- _Problem_:
Please return every entry below exactly as written, without any of its pictures.

Items from an interface collection:
━━━

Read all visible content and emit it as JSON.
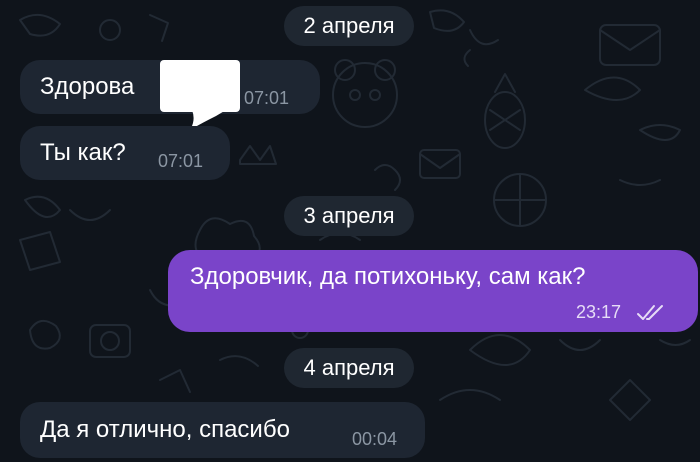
{
  "theme": {
    "background": "#0f141b",
    "incoming_bubble": "#1e2632",
    "outgoing_bubble": "#7a44c9",
    "date_pill": "#1f2731",
    "time_incoming": "#8b96a3",
    "time_outgoing": "#e6dcf6"
  },
  "dates": [
    "2 апреля",
    "3 апреля",
    "4 апреля"
  ],
  "messages": [
    {
      "direction": "incoming",
      "text": "Здорова",
      "time": "07:01",
      "redacted": true
    },
    {
      "direction": "incoming",
      "text": "Ты как?",
      "time": "07:01"
    },
    {
      "direction": "outgoing",
      "text": "Здоровчик, да потихоньку, сам как?",
      "time": "23:17",
      "status_icon": "double-check-icon"
    },
    {
      "direction": "incoming",
      "text": "Да я отлично, спасибо",
      "time": "00:04"
    }
  ]
}
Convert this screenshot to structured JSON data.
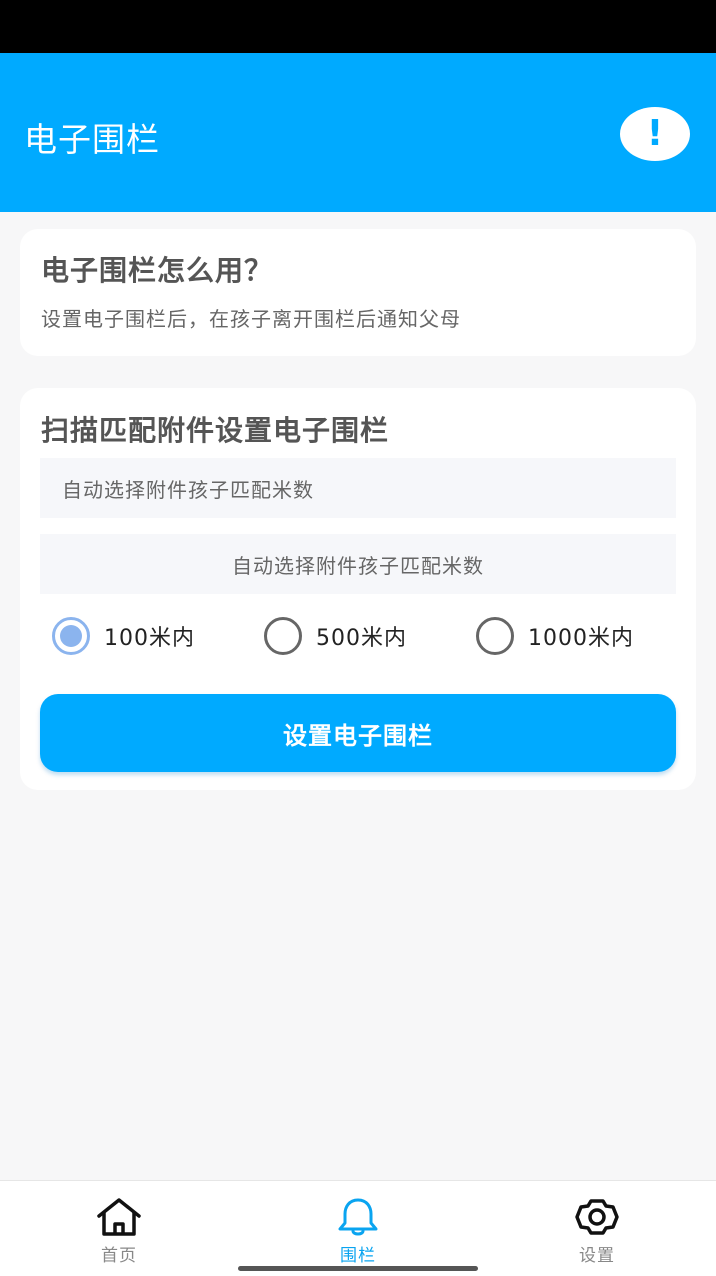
{
  "app_bar": {
    "title": "电子围栏",
    "info_icon": "exclamation-icon",
    "info_glyph": "!"
  },
  "intro_card": {
    "title": "电子围栏怎么用？",
    "description": "设置电子围栏后，在孩子离开围栏后通知父母"
  },
  "setup_card": {
    "title": "扫描匹配附件设置电子围栏",
    "field_1_text": "自动选择附件孩子匹配米数",
    "field_2_text": "自动选择附件孩子匹配米数",
    "radius_options": [
      {
        "label": "100米内",
        "checked": true
      },
      {
        "label": "500米内",
        "checked": false
      },
      {
        "label": "1000米内",
        "checked": false
      }
    ],
    "submit_label": "设置电子围栏"
  },
  "bottom_nav": {
    "items": [
      {
        "label": "首页",
        "icon": "home-icon",
        "active": false
      },
      {
        "label": "围栏",
        "icon": "bell-icon",
        "active": true
      },
      {
        "label": "设置",
        "icon": "gear-icon",
        "active": false
      }
    ]
  },
  "colors": {
    "accent": "#00aaff",
    "radio_checked": "#8bb4ee",
    "background": "#f7f7f8"
  }
}
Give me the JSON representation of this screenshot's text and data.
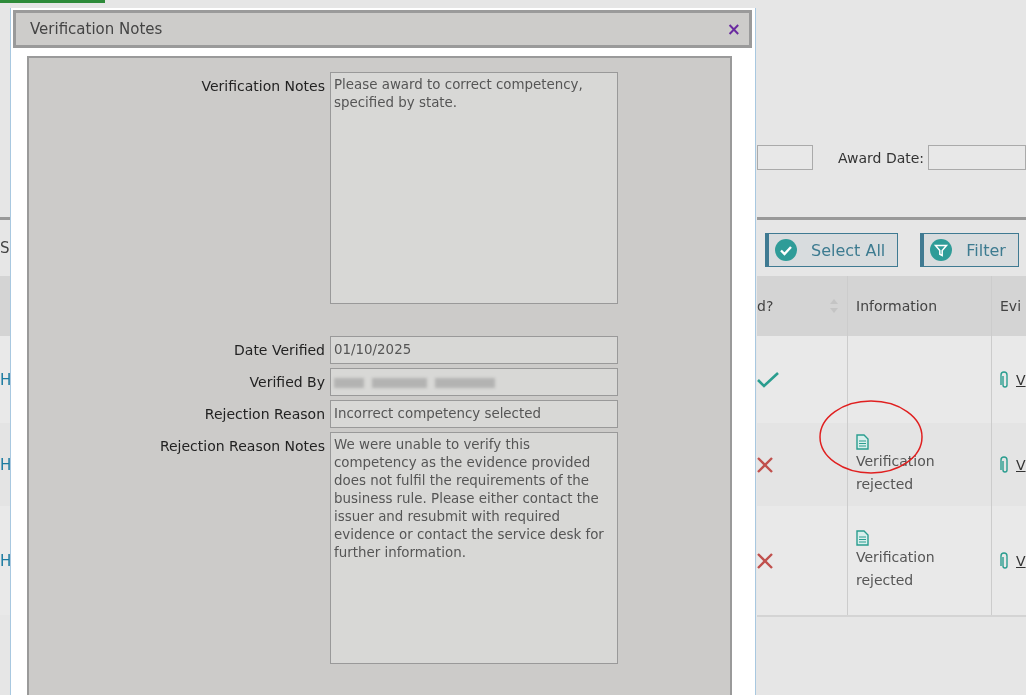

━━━

- _Response area_:
Read all visible content and emit it as JSON.
{
  "theme": {
    "background": "#0f141b",
    "incoming_bubble": "#1e2632",
    "outgoing_bubble": "#7a44c9",
    "date_pill": "#1f2731",
    "time_incoming": "#8b96a3",
    "time_outgoing": "#e6dcf6"
  },
  "dates": [
    "2 апреля",
    "3 апреля",
    "4 апреля"
  ],
  "messages": [
    {
      "direction": "incoming",
      "text": "Здорова",
      "time": "07:01",
      "redacted": true
    },
    {
      "direction": "incoming",
      "text": "Ты как?",
      "time": "07:01"
    },
    {
      "direction": "outgoing",
      "text": "Здоровчик, да потихоньку, сам как?",
      "time": "23:17",
      "status_icon": "double-check-icon"
    },
    {
      "direction": "incoming",
      "text": "Да я отлично, спасибо",
      "time": "00:04"
    }
  ]
}
Convert this screenshot to structured JSON data.
{
  "app_bar": {
    "title": "电子围栏",
    "info_icon": "exclamation-icon",
    "info_glyph": "!"
  },
  "intro_card": {
    "title": "电子围栏怎么用？",
    "description": "设置电子围栏后，在孩子离开围栏后通知父母"
  },
  "setup_card": {
    "title": "扫描匹配附件设置电子围栏",
    "field_1_text": "自动选择附件孩子匹配米数",
    "field_2_text": "自动选择附件孩子匹配米数",
    "radius_options": [
      {
        "label": "100米内",
        "checked": true
      },
      {
        "label": "500米内",
        "checked": false
      },
      {
        "label": "1000米内",
        "checked": false
      }
    ],
    "submit_label": "设置电子围栏"
  },
  "bottom_nav": {
    "items": [
      {
        "label": "首页",
        "icon": "home-icon",
        "active": false
      },
      {
        "label": "围栏",
        "icon": "bell-icon",
        "active": true
      },
      {
        "label": "设置",
        "icon": "gear-icon",
        "active": false
      }
    ]
  },
  "colors": {
    "accent": "#00aaff",
    "radio_checked": "#8bb4ee",
    "background": "#f7f7f8"
  }
}
Give me the JSON representation of this screenshot's text and data.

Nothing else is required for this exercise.